Problem details:
Restate every line below word for word, but drop each picture.

[Interface dataset entries]

##########

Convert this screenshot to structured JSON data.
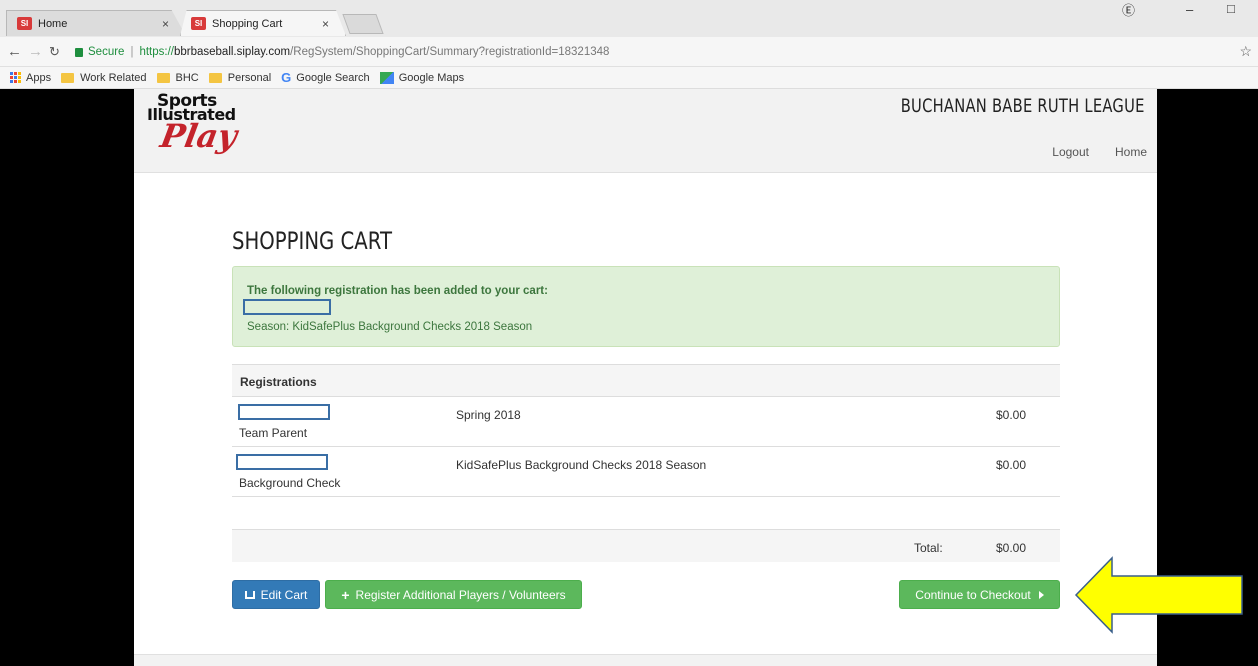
{
  "browser": {
    "tabs": [
      {
        "title": "Home",
        "active": false
      },
      {
        "title": "Shopping Cart",
        "active": true
      }
    ],
    "close_glyph": "×",
    "secure_label": "Secure",
    "url_proto": "https://",
    "url_host": "bbrbaseball.siplay.com",
    "url_path": "/RegSystem/ShoppingCart/Summary?registrationId=18321348",
    "bookmarks": [
      "Apps",
      "Work Related",
      "BHC",
      "Personal",
      "Google Search",
      "Google Maps"
    ]
  },
  "header": {
    "logo_sports": "Sports",
    "logo_illustrated": "Illustrated",
    "logo_play": "Play",
    "league_name": "BUCHANAN BABE RUTH LEAGUE",
    "nav": [
      "Logout",
      "Home"
    ]
  },
  "main": {
    "title": "SHOPPING CART",
    "alert": {
      "message": "The following registration has been added to your cart:",
      "season": "Season: KidSafePlus Background Checks 2018 Season"
    },
    "table": {
      "header": "Registrations",
      "rows": [
        {
          "role": "Team Parent",
          "season": "Spring 2018",
          "price": "$0.00"
        },
        {
          "role": "Background Check",
          "season": "KidSafePlus Background Checks 2018 Season",
          "price": "$0.00"
        }
      ],
      "total_label": "Total:",
      "total_value": "$0.00"
    },
    "buttons": {
      "edit_cart": "Edit Cart",
      "register_more": "Register Additional Players / Volunteers",
      "checkout": "Continue to Checkout"
    }
  },
  "colors": {
    "primary": "#337ab7",
    "success": "#5cb85c",
    "alert_bg": "#dff0d8",
    "annotation_arrow": "#ffff00"
  }
}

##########

Your response:
Convert this screenshot to structured JSON data.
{
  "browser": {
    "tabs": [
      {
        "title": "Home",
        "active": false
      },
      {
        "title": "Shopping Cart",
        "active": true
      }
    ],
    "close_glyph": "×",
    "secure_label": "Secure",
    "url_proto": "https://",
    "url_host": "bbrbaseball.siplay.com",
    "url_path": "/RegSystem/ShoppingCart/Summary?registrationId=18321348",
    "bookmarks": [
      "Apps",
      "Work Related",
      "BHC",
      "Personal",
      "Google Search",
      "Google Maps"
    ]
  },
  "header": {
    "logo_sports": "Sports",
    "logo_illustrated": "Illustrated",
    "logo_play": "Play",
    "league_name": "BUCHANAN BABE RUTH LEAGUE",
    "nav": [
      "Logout",
      "Home"
    ]
  },
  "main": {
    "title": "SHOPPING CART",
    "alert": {
      "message": "The following registration has been added to your cart:",
      "season": "Season: KidSafePlus Background Checks 2018 Season"
    },
    "table": {
      "header": "Registrations",
      "rows": [
        {
          "role": "Team Parent",
          "season": "Spring 2018",
          "price": "$0.00"
        },
        {
          "role": "Background Check",
          "season": "KidSafePlus Background Checks 2018 Season",
          "price": "$0.00"
        }
      ],
      "total_label": "Total:",
      "total_value": "$0.00"
    },
    "buttons": {
      "edit_cart": "Edit Cart",
      "register_more": "Register Additional Players / Volunteers",
      "checkout": "Continue to Checkout"
    }
  },
  "colors": {
    "primary": "#337ab7",
    "success": "#5cb85c",
    "alert_bg": "#dff0d8",
    "annotation_arrow": "#ffff00"
  }
}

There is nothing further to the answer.